Suspect Zero is, in my opinion, somewhat underrated. To me, it made perfect sense all along. It's a little confusing at first seeing conspicuously red-tinted images flashing buy out of nowhere, but it becomes clear pretty early on that the man being hunted is a remote viewer. Even if you aren't familiar with the concept of remote viewing, it's hard not to figure it out, so I'm not sure why some people seem to come away from this movie feeling totally lost. In a nutshell, remote viewing, which has absolutely been used by American intelligence and the FBI, allows the sensitive viewer to "see" things happening elsewhere, be they missile silos, enemy forces, or serial killers doing what serial killers do. Since Benjamin O'Ryan (Kingsley) can see the crimes, he can find the criminals. That's what he is doing now, taking out unidentified serial killers with just a little bit of vengeance. The big kahuna, though, is still out there - the killer he calls Suspect Zero. Suspect Zero has made a veritable cottage industry of abducting and killing kids in countless numbers all over the country. There's no discernible link between all of the missing kids, so know one even suspects that the world's foremost killer is out there operating with a free hand, nor would anyone believe that one man could claim literally hundreds of victims without getting caught. O'Ryan knows it, though - he has seen it.
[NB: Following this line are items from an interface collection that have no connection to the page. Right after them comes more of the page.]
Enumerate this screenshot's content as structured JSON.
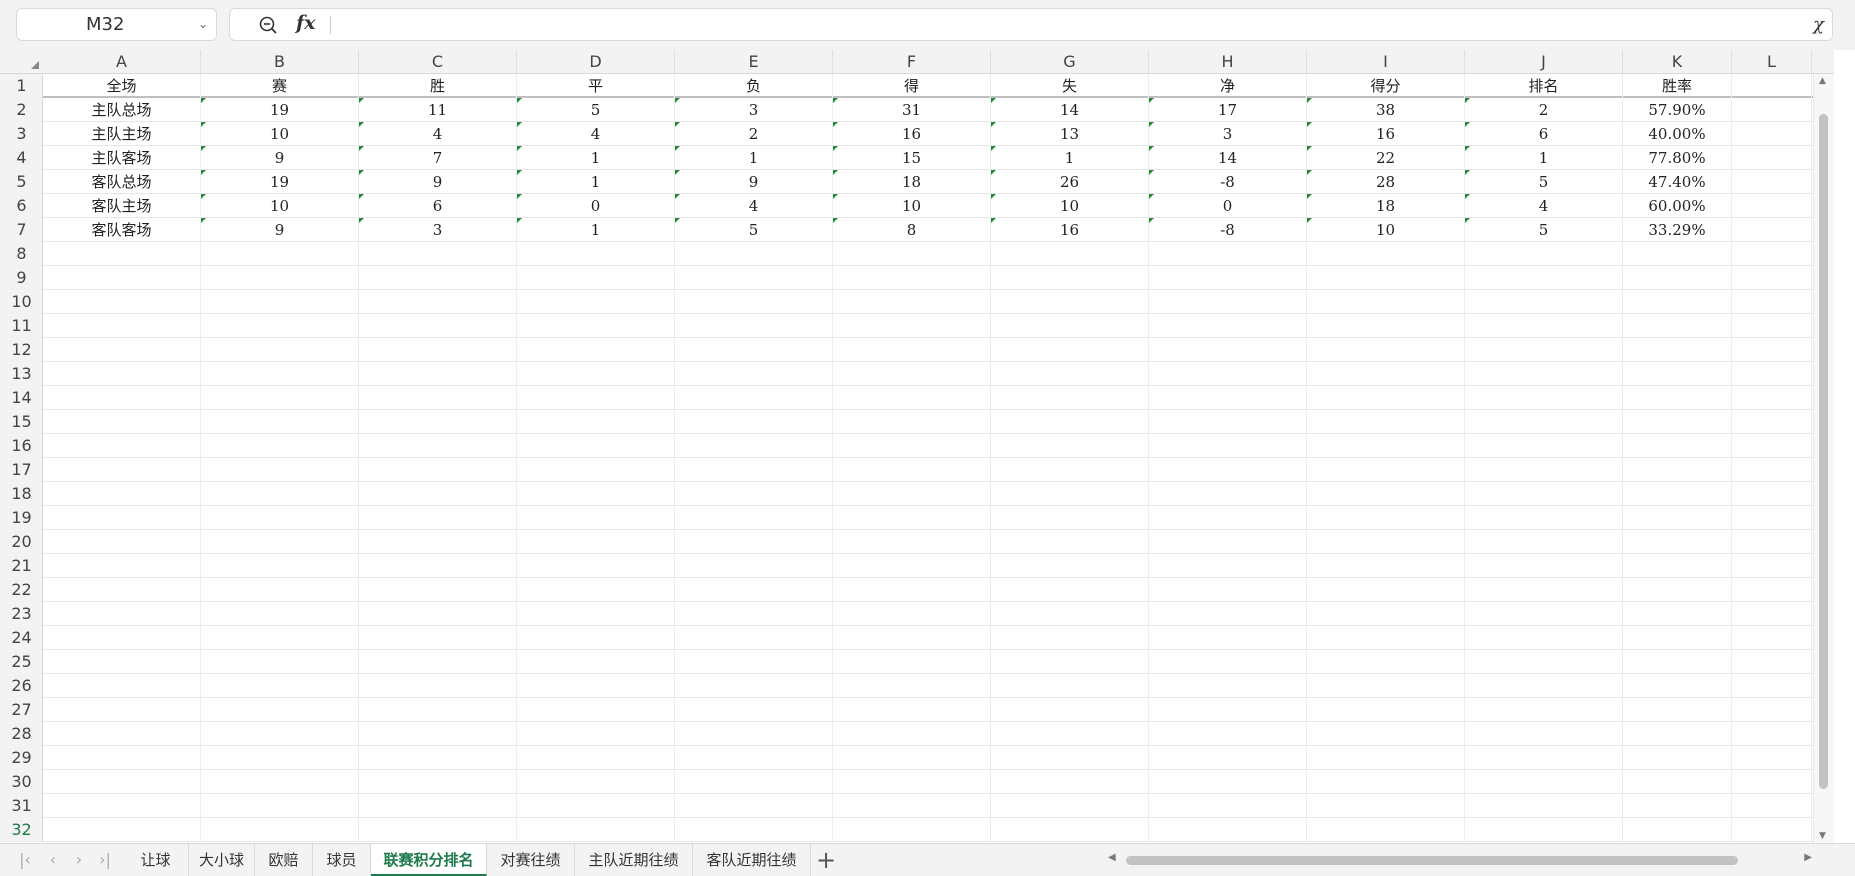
{
  "formula_bar": {
    "cell_ref": "M32",
    "fx_label": "fx",
    "formula_value": ""
  },
  "columns": [
    "A",
    "B",
    "C",
    "D",
    "E",
    "F",
    "G",
    "H",
    "I",
    "J",
    "K",
    "L"
  ],
  "rows": [
    "1",
    "2",
    "3",
    "4",
    "5",
    "6",
    "7",
    "8",
    "9",
    "10",
    "11",
    "12",
    "13",
    "14",
    "15",
    "16",
    "17",
    "18",
    "19",
    "20",
    "21",
    "22",
    "23",
    "24",
    "25",
    "26",
    "27",
    "28",
    "29",
    "30",
    "31",
    "32"
  ],
  "active_row": "32",
  "table": {
    "header": [
      "全场",
      "赛",
      "胜",
      "平",
      "负",
      "得",
      "失",
      "净",
      "得分",
      "排名",
      "胜率"
    ],
    "body": [
      [
        "主队总场",
        "19",
        "11",
        "5",
        "3",
        "31",
        "14",
        "17",
        "38",
        "2",
        "57.90%"
      ],
      [
        "主队主场",
        "10",
        "4",
        "4",
        "2",
        "16",
        "13",
        "3",
        "16",
        "6",
        "40.00%"
      ],
      [
        "主队客场",
        "9",
        "7",
        "1",
        "1",
        "15",
        "1",
        "14",
        "22",
        "1",
        "77.80%"
      ],
      [
        "客队总场",
        "19",
        "9",
        "1",
        "9",
        "18",
        "26",
        "-8",
        "28",
        "5",
        "47.40%"
      ],
      [
        "客队主场",
        "10",
        "6",
        "0",
        "4",
        "10",
        "10",
        "0",
        "18",
        "4",
        "60.00%"
      ],
      [
        "客队客场",
        "9",
        "3",
        "1",
        "5",
        "8",
        "16",
        "-8",
        "10",
        "5",
        "33.29%"
      ]
    ]
  },
  "sheet_tabs": [
    {
      "label": "让球",
      "active": false
    },
    {
      "label": "大小球",
      "active": false
    },
    {
      "label": "欧赔",
      "active": false
    },
    {
      "label": "球员",
      "active": false
    },
    {
      "label": "联赛积分排名",
      "active": true
    },
    {
      "label": "对赛往绩",
      "active": false
    },
    {
      "label": "主队近期往绩",
      "active": false
    },
    {
      "label": "客队近期往绩",
      "active": false
    }
  ],
  "colors": {
    "accent": "#1f7a4d",
    "flag": "#1e8c3a"
  },
  "icons": {
    "zoom": "zoom-out-icon",
    "cancel": "cancel-formula-icon",
    "add": "plus-icon"
  }
}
The endgame, for whatever reason, involves Special Agent Mackelway (Aaron Eckhart), and O'Ryan is constantly faxing him cryptic clues and missing children's posters in an obvious attempt to draw the agent to him . Mackelway has something of a history, having taken the law into his own hands to some degree and, by so doing, letting a violent killer go free. As he gets deeper and deeper into this case, he begins having cryptic little visions and develops some kind of connection with the man he is searching for (troubling signs for an agent who's already had to go through an extensive psychological evaluation recently). It stands to reason that the whole gang will assemble at the very end -O'Ryan, Mackelway, and, of course, Suspect Zero himself - and that Mackelway will have to get there without much help from his disbelieving colleagues.
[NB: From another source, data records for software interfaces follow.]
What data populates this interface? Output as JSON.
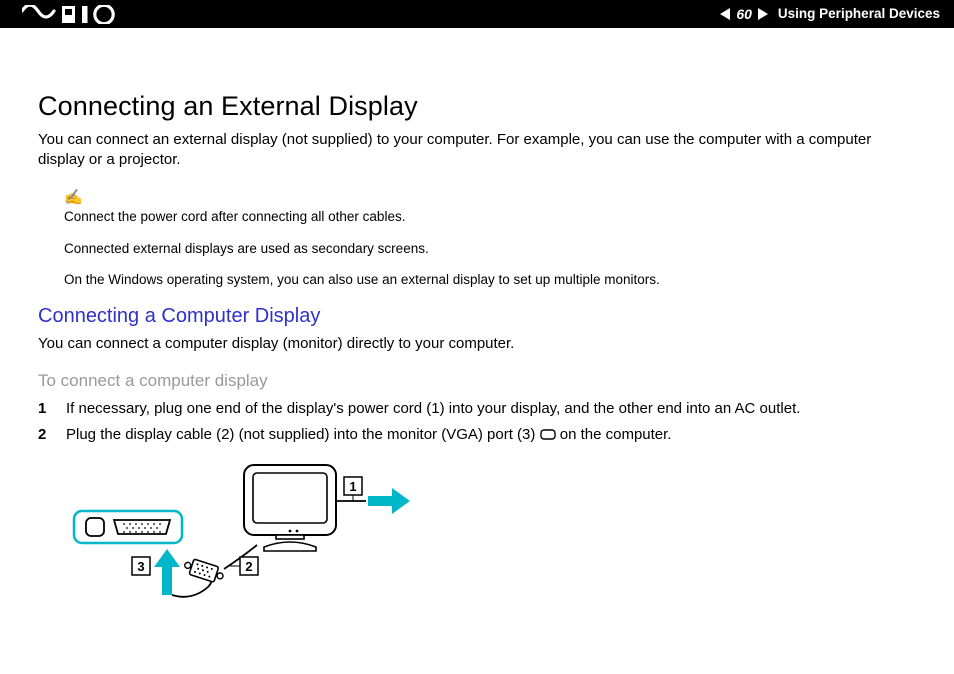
{
  "header": {
    "page_number": "60",
    "section": "Using Peripheral Devices"
  },
  "main": {
    "title": "Connecting an External Display",
    "intro": "You can connect an external display (not supplied) to your computer. For example, you can use the computer with a computer display or a projector.",
    "notes": {
      "n1": "Connect the power cord after connecting all other cables.",
      "n2": "Connected external displays are used as secondary screens.",
      "n3": "On the Windows operating system, you can also use an external display to set up multiple monitors."
    },
    "sub_title": "Connecting a Computer Display",
    "sub_intro": "You can connect a computer display (monitor) directly to your computer.",
    "task_title": "To connect a computer display",
    "steps": {
      "s1_num": "1",
      "s1_txt": "If necessary, plug one end of the display's power cord (1) into your display, and the other end into an AC outlet.",
      "s2_num": "2",
      "s2_txt_a": "Plug the display cable (2) (not supplied) into the monitor (VGA) port (3) ",
      "s2_txt_b": " on the computer."
    }
  },
  "diagram": {
    "c1": "1",
    "c2": "2",
    "c3": "3"
  },
  "colors": {
    "cyan": "#00B6C9"
  }
}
By and large, I think Suspect Zero is an excellent film. It's a thriller with a twist, an unusual story that plays out quite well. Unfortunately, it seems to take a shortcut or two on its way to a conclusion, leaving too much in the hands of fate or coincidence. It also has to go and give us two partners with a romantic history teaming up again - apparently, it's illegal to make a crime thriller without some kind of romantic subplot. Eckhart isn't bad, but he isn't completely convincing as he takes his character to the brink between insight and insanity. Besides his partner Fran (Carrie-Anne Moss), the rest of the characters barely emerge from the woodwork, especially Mackelways' supervisor (who doesn't even yell when he's upset with his rogue agent).
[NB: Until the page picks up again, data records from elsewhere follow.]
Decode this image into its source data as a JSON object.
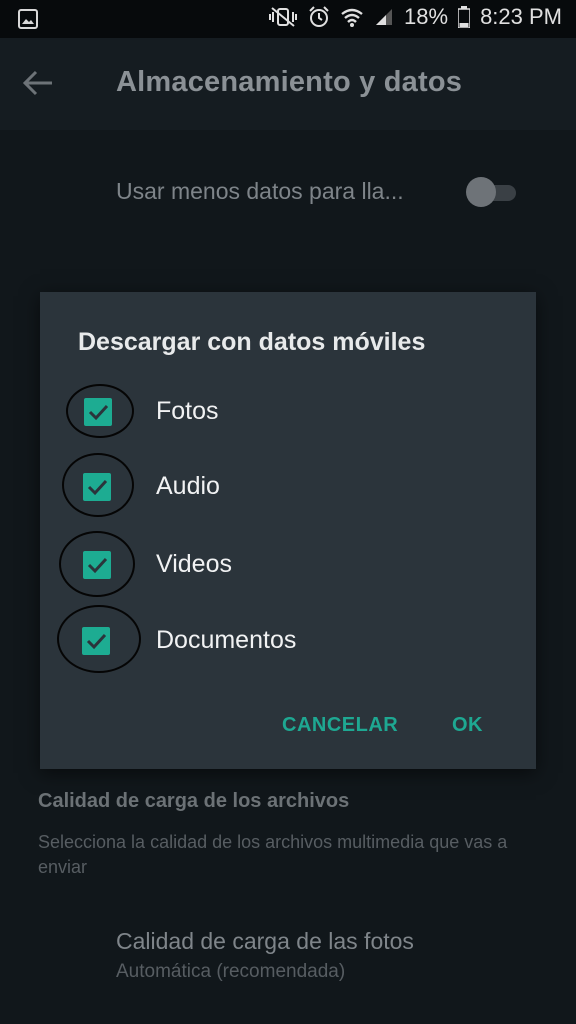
{
  "status_bar": {
    "battery": "18%",
    "time": "8:23 PM"
  },
  "toolbar": {
    "title": "Almacenamiento y datos"
  },
  "settings": {
    "less_data_calls": "Usar menos datos para lla...",
    "less_data_enabled": false,
    "upload_quality_header": "Calidad de carga de los archivos",
    "upload_quality_desc": "Selecciona la calidad de los archivos multimedia que vas a enviar",
    "photo_quality_title": "Calidad de carga de las fotos",
    "photo_quality_value": "Automática (recomendada)"
  },
  "dialog": {
    "title": "Descargar con datos móviles",
    "options": [
      {
        "label": "Fotos",
        "checked": true
      },
      {
        "label": "Audio",
        "checked": true
      },
      {
        "label": "Videos",
        "checked": true
      },
      {
        "label": "Documentos",
        "checked": true
      }
    ],
    "cancel_label": "CANCELAR",
    "ok_label": "OK"
  },
  "colors": {
    "accent": "#1dac92",
    "dialog_bg": "#2b343b",
    "background": "#11171b"
  }
}
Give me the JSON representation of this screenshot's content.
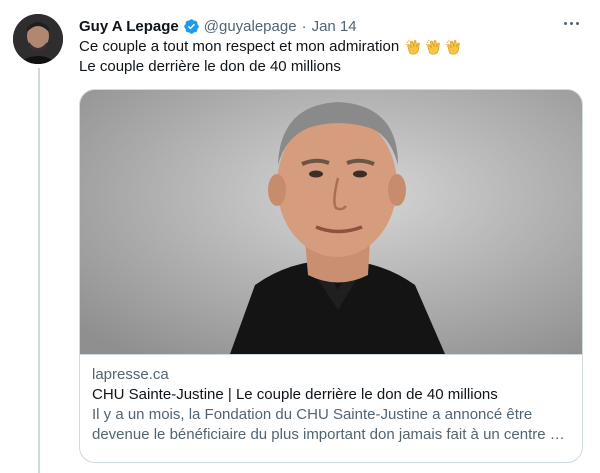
{
  "tweet": {
    "author_name": "Guy A Lepage",
    "handle": "@guyalepage",
    "separator": "·",
    "date": "Jan 14",
    "verified": true,
    "line1": "Ce couple a tout mon respect et mon admiration",
    "line2": "Le couple derrière le don de 40 millions",
    "emoji": [
      "clapping-hands",
      "clapping-hands",
      "clapping-hands"
    ]
  },
  "card": {
    "domain": "lapresse.ca",
    "title": "CHU Sainte-Justine | Le couple derrière le don de 40 millions",
    "description_line1": "Il y a un mois, la Fondation du CHU Sainte-Justine a annoncé être",
    "description_line2": "devenue le bénéficiaire du plus important don jamais fait à un centre …"
  },
  "icons": {
    "verified": "verified-badge-icon",
    "more": "more-options-icon"
  },
  "colors": {
    "accent": "#1d9bf0",
    "text_primary": "#0f1419",
    "text_secondary": "#536471",
    "border": "#cfd9de"
  }
}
Despite a few minor faults, though, the unusual storyline of Suspect Zero and the excellent performance by Ben Kingsley carry the day, making this film stand out quite noticeably from others in the genre. Dark, gritty, and compelling, it's a film well worth watching, especially for those who harbor a fascination with serial killers.